I’ve recently been working on Lean Accounting with a great company in Indiana. We have been through the basic lean accounting implementation approach and the team are now writing a project report document. The team said to me “Don’t call it Lean Accounting. This really is the control and improvement of the value streams, serving customers, & making money.” All true. But, call it what they will, I can see they have grasped what Lean Accounting is all about.
They worked out their own take on the benefits of Lean Accounting. This was a real motivator for the team because it brought home to them how much they had achieved in a short space of time. They wrote a report with plenty of details, but then summarized it into a series of (what they called) “pithy statements” matched to Lean Accounting principles:
I must hand it to them. This was one of the best teams I have ever worked with. Despite having two other substantial projects on the go, they came to every session over the last six months prepared, enthusiastic, ready to make changes, and ready to implement immediately. They wrapped up the day with me by identifying the tasks that need to be completed, and made plans for the next steps.
I am not saying there were no problems. The decisions related to how the value streams should be defined were difficult for the company’s leaders to sort out. This set us back the first 2 or 3 months. But once they got the green light, the team forged ahead. There were difficulties getting SAP to give them the information correctly, on-time, and by value stream. The capacity calculation in one value stream is complicated and there is still work to do in it. But the team worked through these issues and came to sensible solutions.
WHAT MAKES THE DIFFERENCE?
Why has this team been able to do well despite the workload and the difficulties? I can not tell you that I know the full answer to this, but here are some of my observations.
1. They have a truly cross-functional team. The team was a little larger than usual and covered a wide breath of the business. They had two financial people, two value steam managers, two engineers, a key shop floor leader, a purchasing leader, a lean specialist, an SAP expert (occasionally), and senior leaders. The team also included a financial person from the corporate office, an internal auditor, and a financial person from another division of the company.
While this was a big team, the combination of the people and their willingness to pitch in and do the detailed work, led directly to a lot of momentum and success.
2. The leaders of this division are committed to lean. Like all of us, they have a long way to go. But they have made great strides with their inventory control and some visual management, and they have recently completed several 5-day kaizen events to create cellular flow. The value stream managers have been right on-board with recognizing how lean accounting supports lean thinking and methods.
3. The division financial people are also on-board with lean and lean accounting. Their attitude has been to make lean accounting work for them, rather than forever comparing back to the old system.

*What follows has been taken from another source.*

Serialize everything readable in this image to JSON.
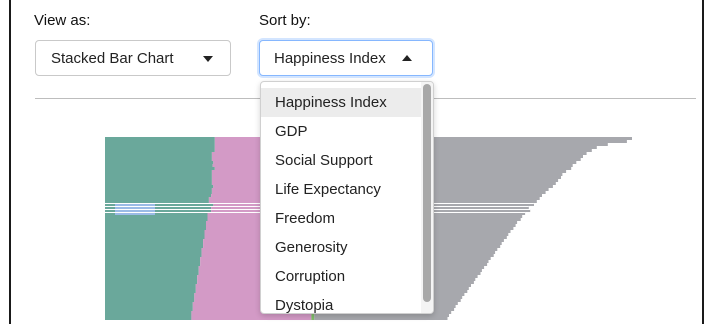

They have also been astute with finding ways to gather the information despite the limitations of the ERP system. The team has financial leaders at the division and local levels.
4. The senior leaders are actively supporting the lean accounting work. The manager of the division has attended every lean accounting kaizen session as an active team-member. He is deeply knowledgeable and experienced, and has pushed back on many issues. This has been very helpful to keep the team on track with the company’s true needs.
Similarly, the group (or platform) manager has attended several of the events and provided significant guidance and support. It is this level of leadership that has created success.
DOESN’T EVERYBODY DO THIS?
I recognize that much of this seems like “motherhood and apple pie” when it comes to significant change projects. But many companies do not put this level of conviction and effort into making significant lean change.
I worked on a similar project last year with an aerospace company. The CFO was the sponsor of the project. Yet, he did not attend a single work session and missed all the report-outs. None of the company’s executive leadership attended anything the team was working on. It is not surprising that they had no understanding of lean or lean accounting, and they cancelled the project after the team had worked hard for 5 or 6 months. This is an extreme example, but not completely uncommon.
While all the methods of Basic Lean Accounting are in place, the next steps are to roll these out across all the value streams, and to make lean accounting the standard work for measurements, financial reporting, capacity analysis, decision-making, understanding the financial benefits of lean improvement, and substantial simplification of the transactional processes like shop-floor control, purchasing and AP, and inventory control.
Once the basic Lean Accounting is in place and working, then they will move onto some of the more advanced issues of eliminating the standard costing, valuing inventory, month-end close using lean accounting, providing financial forecasts in the SOFP planning process, target costing of the value streams, and so forth.
This team is on the road to success!If you found this interesting, there is more information about getting started with Lean Accounting. Watch our video Lean Accounting Assessment